The view from the tent door just before I closed it up was quite dramatic. The mountains of Torridon were invisible and the middle part of the loch at Shieldaig was taking a real meteorological beating - the sky was a livid purple shade and the sheets of rain were clearly visible. Lying in my sleeping bag listening to the rain and wind on the tent, I wondered what the morning might bring......
Friday, 15 September 2017
July and August of 2017 offered little in the way of settled weather in Scotland. Frequent spells of windy conditions limited the opportunity for anything more than brief outings. In the second week of August Allan and I spotted a couple of days in the forecast which looked like giving a good chance of doing a camping trip - though there was uncertainty about the wind strength.
In general it looked to be from the south for a day before swinging through west to north for the following two days. Finding somewhere which would offer shelter from opposing wind directions on consecutive days was an interesting conundrum! We decided on a trip from Loch Torridon, with options to head out to the island of Rona if the weather was particularly obliging, or staying within the loch if it proved less benign.
We drove over to the west coast and prepared to set out from Shieldaig (from the old Norse "Sildvik" - Herring Bay). The sky looked quite threatening as we packed our boats, we hoped that the forecast of brighter conditions later was accurate.
We started out heading north west towards the outer loch. Loch Torridon is in three sections, the outer loch which is a wide expanse opening to the Minch, Loch Shieldaig forms part of the middle section and an upper loch which laps the feet of the great Torridon rampart, Liathach.
Shortly after setting out the overcast, drizzly cloud began to break up and allow some warm sunshine to break through. As so often in Scotland, the speed of the change from grey to dazzling colour was startling......
....and we were soon in bright sunlight under blue skies.
The view up the loch to the distant Torridon hills was particularly fine, rows of shapely summits marching into the distance. We landed in a rocky bay to take a leisurely second luncheon and enjoy the sun on our backs.
It was clear that the sunny conditions wouldn't last too long though, and with an approaching cloudbank came a strong southerly wind. This caused us to revise our plans - the strength of the wind within the shelter of the loch suggested that things would be a lot more gusty in open water. Our plan had been to paddle out of the loch and head south to camp in a bay which faced south - this was in anticipation of stronger northerly winds the following day. It was clear that we'd have a slog to the intended bay and that it would be exposed to swell and weather. We rafted up for a quick reassessment.....
Our revised plan was to paddle along the southern shore of the outer loch as far as Rubha na Fearna, (one of two headlands with the same name, less than two kilometres apart, the name means Point of the Alder trees), then to cross the loch with the wind at our backs to the north shore and camp there. The campsite would be exposed to the southerly weather but I knew a place that we could find a sheltered spot - and we'd be in a good position when the wind did swing to the north.
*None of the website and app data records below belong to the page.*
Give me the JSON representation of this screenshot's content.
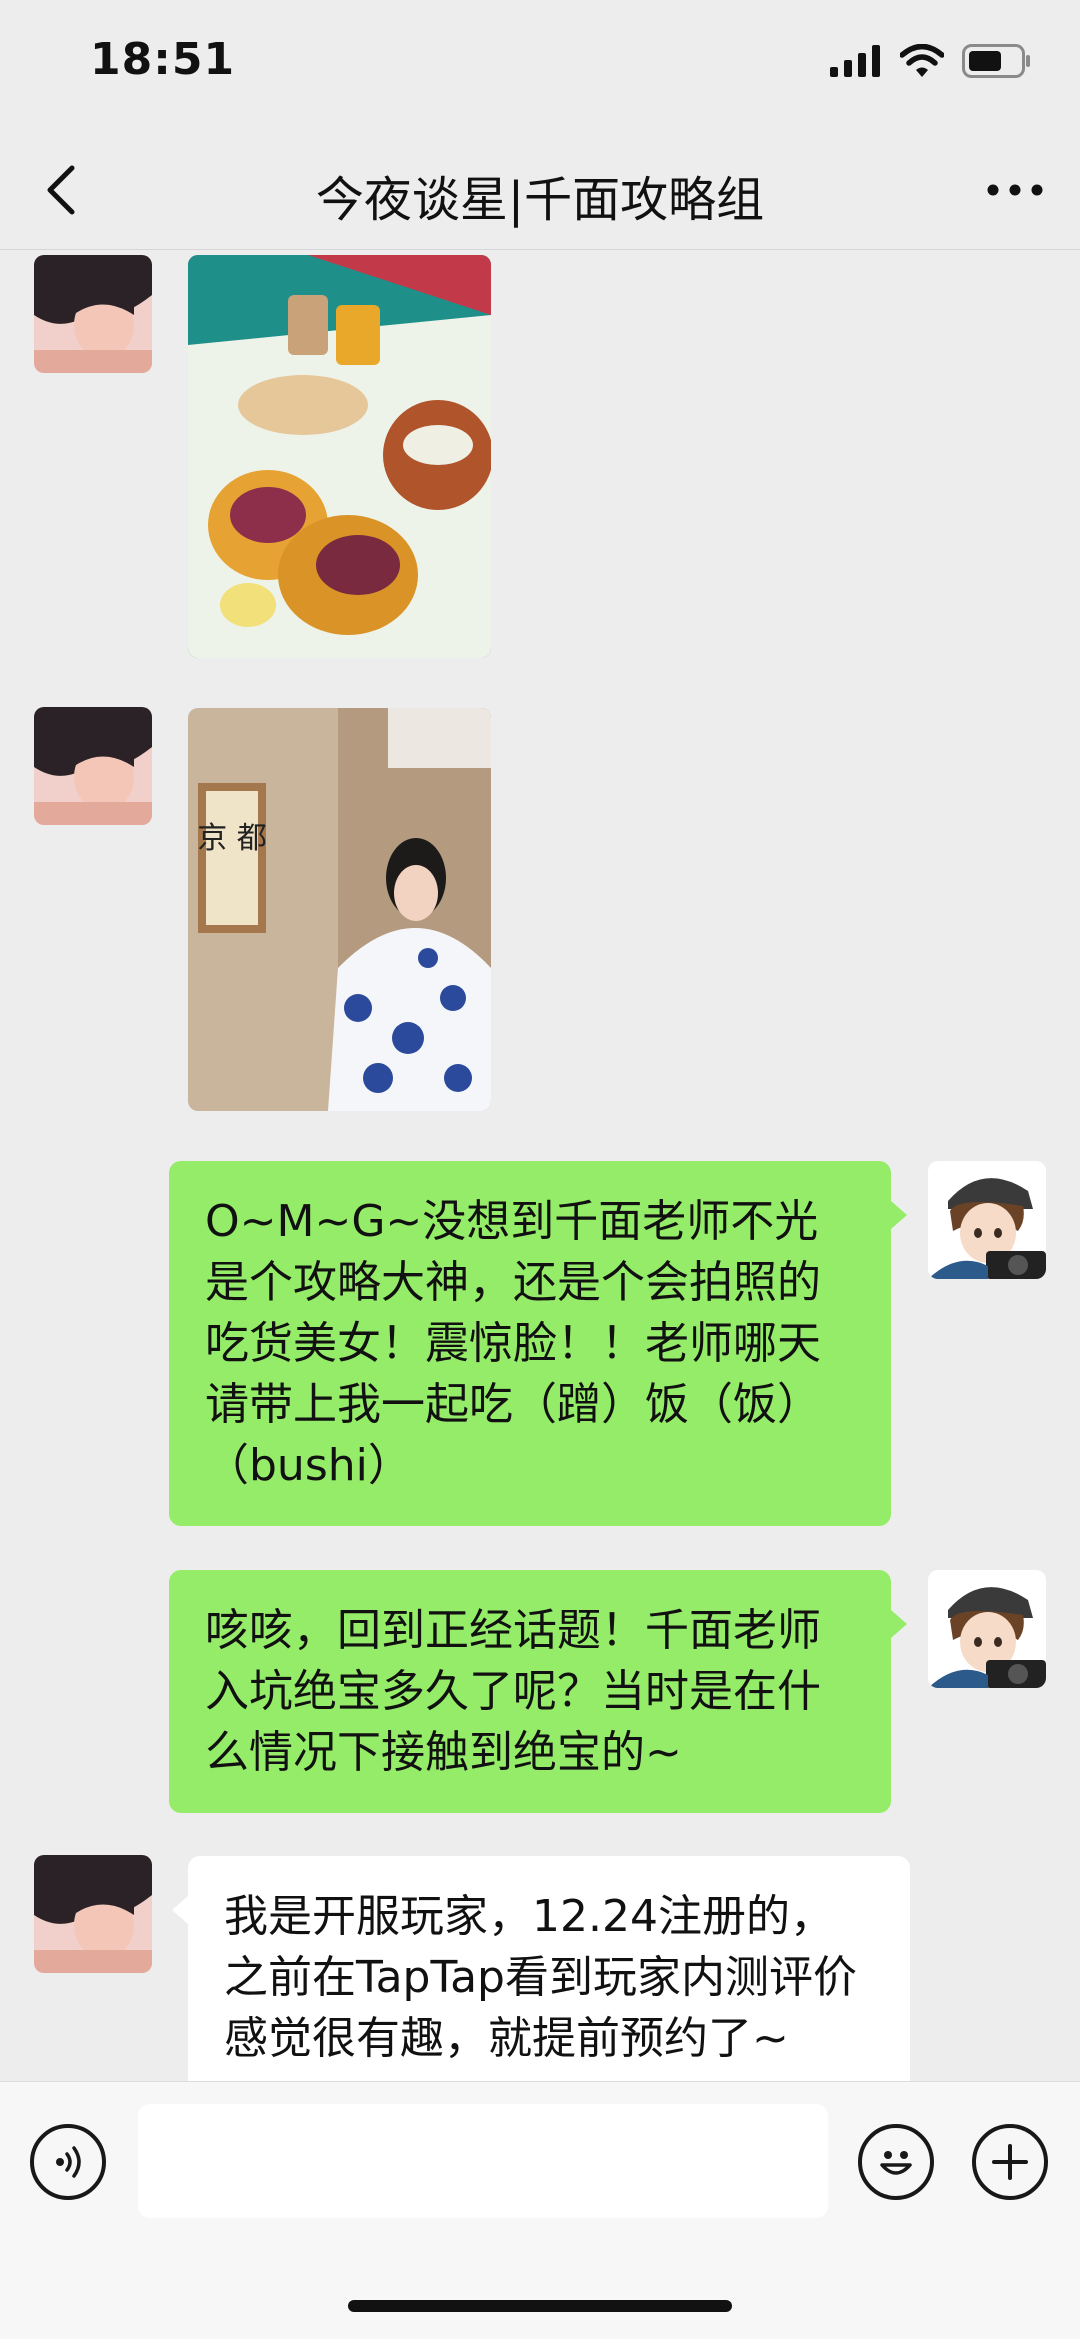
{
  "status_bar": {
    "time": "18:51"
  },
  "nav": {
    "title": "今夜谈星|千面攻略组"
  },
  "messages": [
    {
      "side": "left",
      "type": "image",
      "content": "tacos-food-photo"
    },
    {
      "side": "left",
      "type": "image",
      "content": "woman-kimono-photo",
      "sign_text": "京 都"
    },
    {
      "side": "right",
      "type": "text",
      "text": "O~M~G~没想到千面老师不光是个攻略大神，还是个会拍照的吃货美女！震惊脸！！老师哪天请带上我一起吃（蹭）饭（饭）（bushi）"
    },
    {
      "side": "right",
      "type": "text",
      "text": "咳咳，回到正经话题！千面老师入坑绝宝多久了呢？当时是在什么情况下接触到绝宝的~"
    },
    {
      "side": "left",
      "type": "text",
      "text": "我是开服玩家，12.24注册的，之前在TapTap看到玩家内测评价感觉很有趣，就提前预约了~"
    }
  ],
  "input": {
    "value": "",
    "placeholder": ""
  },
  "colors": {
    "background": "#ededed",
    "sent_bubble": "#95ec69",
    "received_bubble": "#ffffff",
    "input_bar": "#f7f7f7"
  },
  "icons": [
    "back-icon",
    "more-icon",
    "voice-icon",
    "emoji-icon",
    "plus-icon",
    "signal-icon",
    "wifi-icon",
    "battery-icon"
  ]
}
We weren't the only folk to be wild camping on the shore of Loch Torridon that evening; a pair of fishermen had set up their tent on the turf of a sandstone shelf. The site was very sheltered, but you wouldn't want to be prone to sleep-walking here!
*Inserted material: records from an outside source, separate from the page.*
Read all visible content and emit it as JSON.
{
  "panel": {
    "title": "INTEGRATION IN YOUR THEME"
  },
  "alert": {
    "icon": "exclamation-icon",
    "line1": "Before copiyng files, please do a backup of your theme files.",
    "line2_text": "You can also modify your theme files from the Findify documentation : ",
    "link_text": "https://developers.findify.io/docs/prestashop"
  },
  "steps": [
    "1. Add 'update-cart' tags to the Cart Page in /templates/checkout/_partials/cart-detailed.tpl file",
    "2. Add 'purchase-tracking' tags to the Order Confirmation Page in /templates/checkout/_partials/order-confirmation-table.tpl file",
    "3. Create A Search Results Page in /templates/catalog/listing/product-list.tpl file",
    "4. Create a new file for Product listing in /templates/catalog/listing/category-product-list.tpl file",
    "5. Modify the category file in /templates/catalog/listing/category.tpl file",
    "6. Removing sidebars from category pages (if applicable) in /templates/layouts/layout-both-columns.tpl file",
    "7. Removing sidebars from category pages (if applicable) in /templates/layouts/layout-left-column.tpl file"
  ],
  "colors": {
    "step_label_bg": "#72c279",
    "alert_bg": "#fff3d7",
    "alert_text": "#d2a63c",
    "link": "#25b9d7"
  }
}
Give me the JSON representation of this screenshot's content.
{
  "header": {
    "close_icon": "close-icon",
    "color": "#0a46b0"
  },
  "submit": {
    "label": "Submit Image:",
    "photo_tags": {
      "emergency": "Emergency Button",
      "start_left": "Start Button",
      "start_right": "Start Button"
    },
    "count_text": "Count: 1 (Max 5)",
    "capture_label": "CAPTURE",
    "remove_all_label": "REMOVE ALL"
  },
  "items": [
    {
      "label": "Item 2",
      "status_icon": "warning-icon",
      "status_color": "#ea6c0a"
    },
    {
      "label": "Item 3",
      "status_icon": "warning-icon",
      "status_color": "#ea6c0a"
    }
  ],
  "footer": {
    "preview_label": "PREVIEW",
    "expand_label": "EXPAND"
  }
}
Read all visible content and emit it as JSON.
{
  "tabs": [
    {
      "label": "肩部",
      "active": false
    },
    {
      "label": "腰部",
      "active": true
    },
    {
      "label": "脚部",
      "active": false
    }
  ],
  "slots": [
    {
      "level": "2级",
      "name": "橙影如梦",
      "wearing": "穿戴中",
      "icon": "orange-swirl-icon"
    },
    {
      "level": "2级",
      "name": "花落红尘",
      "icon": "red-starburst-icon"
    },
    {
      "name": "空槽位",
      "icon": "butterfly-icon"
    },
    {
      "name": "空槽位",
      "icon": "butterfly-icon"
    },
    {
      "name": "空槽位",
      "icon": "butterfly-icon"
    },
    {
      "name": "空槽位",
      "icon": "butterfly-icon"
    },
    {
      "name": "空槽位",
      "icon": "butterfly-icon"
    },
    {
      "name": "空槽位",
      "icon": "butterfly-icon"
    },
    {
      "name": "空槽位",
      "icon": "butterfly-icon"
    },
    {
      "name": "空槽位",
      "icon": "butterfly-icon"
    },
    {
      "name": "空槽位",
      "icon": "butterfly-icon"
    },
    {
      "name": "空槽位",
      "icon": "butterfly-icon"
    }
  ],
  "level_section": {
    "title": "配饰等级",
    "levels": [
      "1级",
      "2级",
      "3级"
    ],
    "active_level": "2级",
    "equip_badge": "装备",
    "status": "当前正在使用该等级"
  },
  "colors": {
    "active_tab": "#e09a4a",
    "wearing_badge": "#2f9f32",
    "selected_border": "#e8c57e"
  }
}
In the late afternoon we reached the outermost point of Loch Torridon and turned our bows to the north. A steady breeze at our backs made for good speed as we set out. Away to the west lay the distant silhouette of Skye's Trotternish peninsula. As we moved out into open water the swell and wind increased and all my imaes of the crossing were spoiled by water splashing onto the camera lens - it was good fun though and we made cracking speed towards our camp.